[EDIT]: Your Back Bay Studio and Back Bay Joinery Shops are incredible. Can you tell us more about this experience of designing and building what is now your home and studio?
PETER: They are the response to my desire to develop a unique career for myself that would enable me to continue to practise as an architect without giving up my love of carpentry, cabinetry and construction. While completing my professional architectural internship with Omar Gandhi, I realized I would need to make some bold steps for myself if I were to realize this vision of practice. When I made the move to design, build and establish my own studio, I had extremely limited resources. I built nearly the entire studio by myself (with some occasional, deeply appreciated help from a few friends along the way)! Originally, the intention was to create a space where both architecture and craft could be created in parallel, and we had our woodshop right in the studio. This worked well for about a year until our growing clientele made it clear we needed additional buildings to keep up with the workload (a good problem to have)! We built the Back Bay Joinery Shops that now house the craft aspect of our work, and the Back Bay Studio houses the architectural aspects.

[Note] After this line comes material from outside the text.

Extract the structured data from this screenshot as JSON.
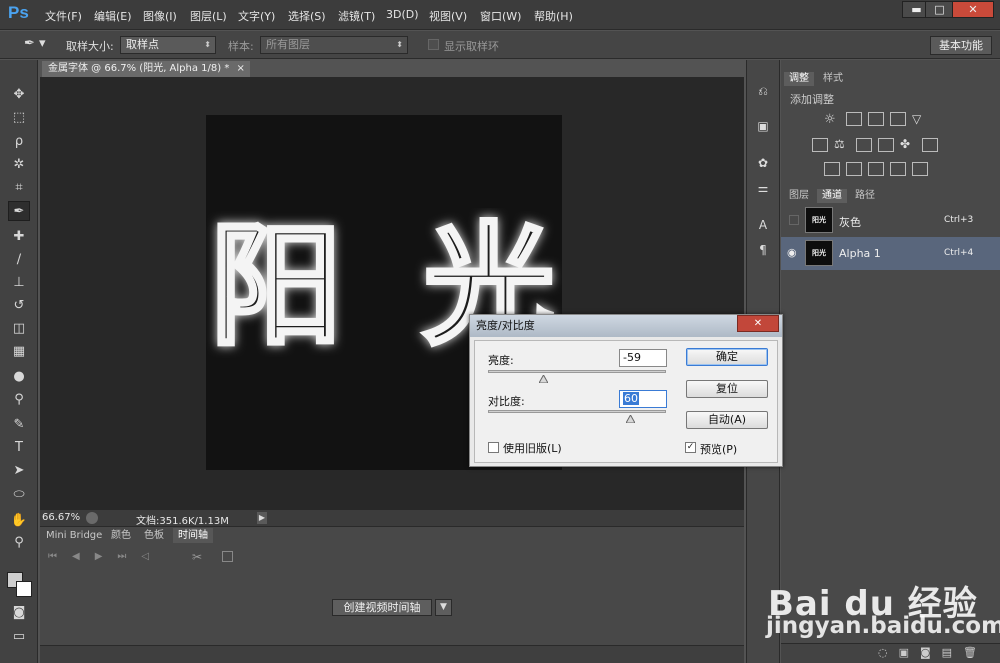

[EDIT]: Can you tell us about some of the projects you are working on now?
PETER: Because our firm offers both design and construction services, we are always busy with projects in one or both aspects. We currently have several projects in construction, including two waterfront projects in rural Nova Scotia, an island project in Ontario and an innovative residence in the Halifax core. In architecture we are currently engaged in designing several projects, including an inventive compact residence in New Brunswick containing compelling steel structures, a multi-generation mixed-use farm project in rural Ontario and a meditative and restorative residence in Terence Bay.
[EDIT]: When you think back to that lonely, stressful, albeit rewarding time when you were building your firm five years ago, could you have ever imagined the success you are experiencing today?
PETER: Absolutely not! It has been a whirlwind experience that I could have never dreamed of. Of course, I envisioned success, but I didn’t fully visualize what that could look like. Today, we are growing at an exponential rate, I work with an exceptional team of talented, dedicated professionals, and we are grateful to be receiving accolades from the architecture community. I feel incredibly fortunate.